Red Sox getting socked

Red Sox getting socked

Brian O'Shea, Crier Staff

Coming off of a third World Series championship in the last nine seasons, the Boston Red Sox have gotten off to a predictably slow start to the 2014 campaign. As of April 14th, the Red Sox currently sit in last place in the American League East with a record of 5-8. After taking two out of three from the Baltimore Orioles to open the season, Boston has been swept by the red hot Milwaukee Brewers and also dropped three out of four games to the New York Yankees.

Certainly, for manager John Farrell and company, this was not the start they envisioned in their campaign to repeat as champions for the first time in franchise history.

However, this does not mean it is time to panic. With world-class players such as David Ortiz and Dustin Pedroia anchoring the line-up, pitcher John Lester at the top of the rotation, and all-world closer and World Series MVP Koji Uehara back in the bullpen, the prospects for this season are certainly looking bright.

The young and supremely talented Xander Bogaerts also brings the team a fresh new look at the short-stop position—a position that the Red Sox have struggled to fill for the better part of ten years.

Nonetheless, the best story coming into this season is the emergence of Grady Sizemore as the starting center-fielder. A player who has been plagued with injuries for the past several seasons, Sizemore was signed by Boston as a free-agent in the off-season to replace the departed Jacoby Ellsbury. Sizemore, who was once a perennial all-star outfielder and a five-tool player, has gotten off to a great start this season, batting .343 with 2 homeruns through the first thirteen games. If Sizemore is able to stay healthy this season, Red Sox fans will likely forget that the great Jacoby Ellsbury ever left for the “evil empire.”

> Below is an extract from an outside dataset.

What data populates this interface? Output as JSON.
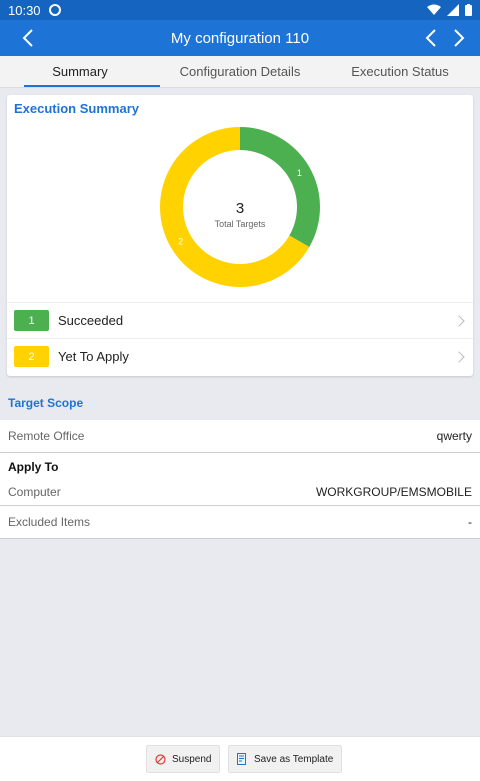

But there are many unanswered questions for the Red Sox coming into this season as well. Most importantly is the recent injury to Dustin Pedroia. Injuring his wrist in the first home-stand of the season, the injury has not improved and he was scratched from the final game in the series against New York—a rare occurrence for the highly durable Pedroia. If the Red Sox have any hope of repeating as champions, or even making the playoffs, they need a healthy Dustin Pedroia.

Secondly, the durability of starting pitcher Clay Buchholz coming into this season is a cause for concern. Buchholz, a pitcher who was the potential to be one of the game’s best, has failed to stay healthy throughout his career and has only shown flashes of his sky-high potential. With the big bats of Ellsbury and Jared Saltalamacchia absent this season, starting pitching is of extra importance this season.

The simple answer is, if the Red Sox do not pitch well this season, they will not win.

The final, long-term question for this season that everyone is dying to know is whether the Red Sox will be able to repeat as world champions. If recent history holds true, the answer to this question will be no.

Across Major League Baseball, there are several talented teams that all have a chance to take home the crown in 2014—including the St. Louis Cardinals, the Detroit Tigers, and the Tampa Bay Rays.

With this being said, if the Red Sox have things fall their way this season, and play above their potential, they certainly have a chance to go a long way this season.

As the season moves toward the end of April, the Red Sox have several exciting contests that fans are going to want to see. Beginning on April 22nd, the Red Sox open up a three game home stand against the New York Yankees, followed by a three game weekend series against the first-place Toronto Blue Jays, then concluding with another three game set against the Tampa Bay Rays. As the weather begins to heat up, the baseball season will as well. So sit back and enjoy what will surely be another exciting ride.